Eastern and Western traditions is a trajectory of fire that turns into light calligraphy. With the light writing on the night sky, I see, near and far and in between, Miyazawa’s blue illumination. For him, death is a passing from one state to another. To come to terms with his sister’s death, he followed her in her passage. He crossed land- water borders and took a ship to Sakhalin a year after she had left. Viewers paddle up the river of Night Passage, not knowing where exactly it may lead, and find the lit energy of bodies in performance. The fire, the light. The song of the flame tells us that when extinguished, the flame does not die out; instead it enters another state and goes on burning. Among the story sources that fire Miyazawa’s imagination are stories set in India, in the very birthplace of Shakyamuni, the Buddha. For example, a story titled “A Stem of Lilies” opens with lines best read while in the vastness, with eyes wide shut: “ ‘At seven tomorrow morning, they say, the Lord Buddha will cross the Himukya River and enter the town.’ What would the Buddha’s countenance be like, they wondered, and what color were his eyes? Would he have the dark blue eyes like lotus petals, as it was rumored?”7 “The world today is not occidental” (E. Adnan). The painter- poet’s statement still rings with acuity. For as the birds of passage that we are, it is still difficult to accept when it’s time to go and when it’s not. We can’t seem to be able to resolve the problem of the end, or what we see as Death’s untimeliness, with our eyes wide open. We yearn for immortality and resurrection with no spiritual investment. With the new technology’s assistance, we want both a timely ending and an immediate attainment of immortality. The question that remains, however, is whether our bodies will be resuscitated with our old defective eye, though it leads us, makers, to fear to create anything that no one can see, just as it limits what we create to everything that everyone can see. In film this means abiding by the normative system of “predatory cinema” (Raoul Ruiz), in which not only all stories are action- and- conflict- driven, but all conflicts are also reduced to one enslaving central conflict. Such a practice of cinema sees the world as a grand war zone. The relationships between people are no more than the sum of constant hostilities that require all participants to take sides (“You’re either for us or against us”). Differing views of the world are filtered through the eye of the central conflict, and all conflicts are subsumed under the one spectacular conflict that matters to the most powerful nation of
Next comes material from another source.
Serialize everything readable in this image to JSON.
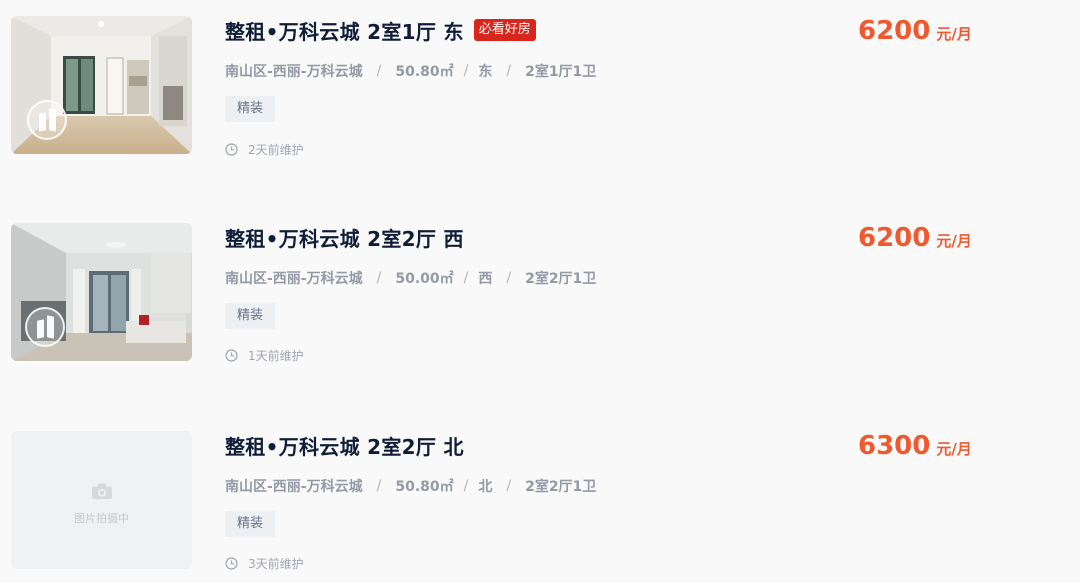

l o t u s e y e 15
the West. The globalization of this system, both in its economical and its political connotations, makes it all the more necessary for us to continue to ask the question: Which eye? What gives life to the image dies in the image. If death is untimely, then it seems that one can’t help but be untimely. It may thus be said that in living the present, one is always slightly ahead or slightly behind. In today’s world of terror against terror, in which globalization fights globalization, it may be particularly relevant that D- cinema be a way of intimately addressing our mortality, with filmmaking as a way of assuming our insecure path of freedom.
16 p r e l u d e
1. Quoted from the script of the film Night Passage. 2. The book is also translated as Milky Way Railroad, The Night of the Milky Way Train, and The Night When the Galaxy Train Leaves. The version used here for all quotes is Kenji Miyazawa, Night Train to the Stars and Other Stories, translated by John Bester (Tokyo: Kodansha International, 1987). The original Japanese text, Ginga Tetsudo no Yoru, was published in 1927. 3. Kenji Miyazawa, A Future of Ice, translated by Hiroaki Sato (San Francisco: North Point Press, 1989). 4. Kenji Miyazawa, Milky Way Railroad, translated and adapted by J. Sigrist and D. M. Stroud (Berkeley: Stone Bridge Press, 1996), 11. 5. From the script of Night Passage. 6. From the script of Night Passage. 7. Kenji Miyazawa, “A Stem of Lilies,” in Once and Forever, translated by J. Bester (1993; Tokyo: Kodansha International, 1997), 109.
l o t u s e y e 17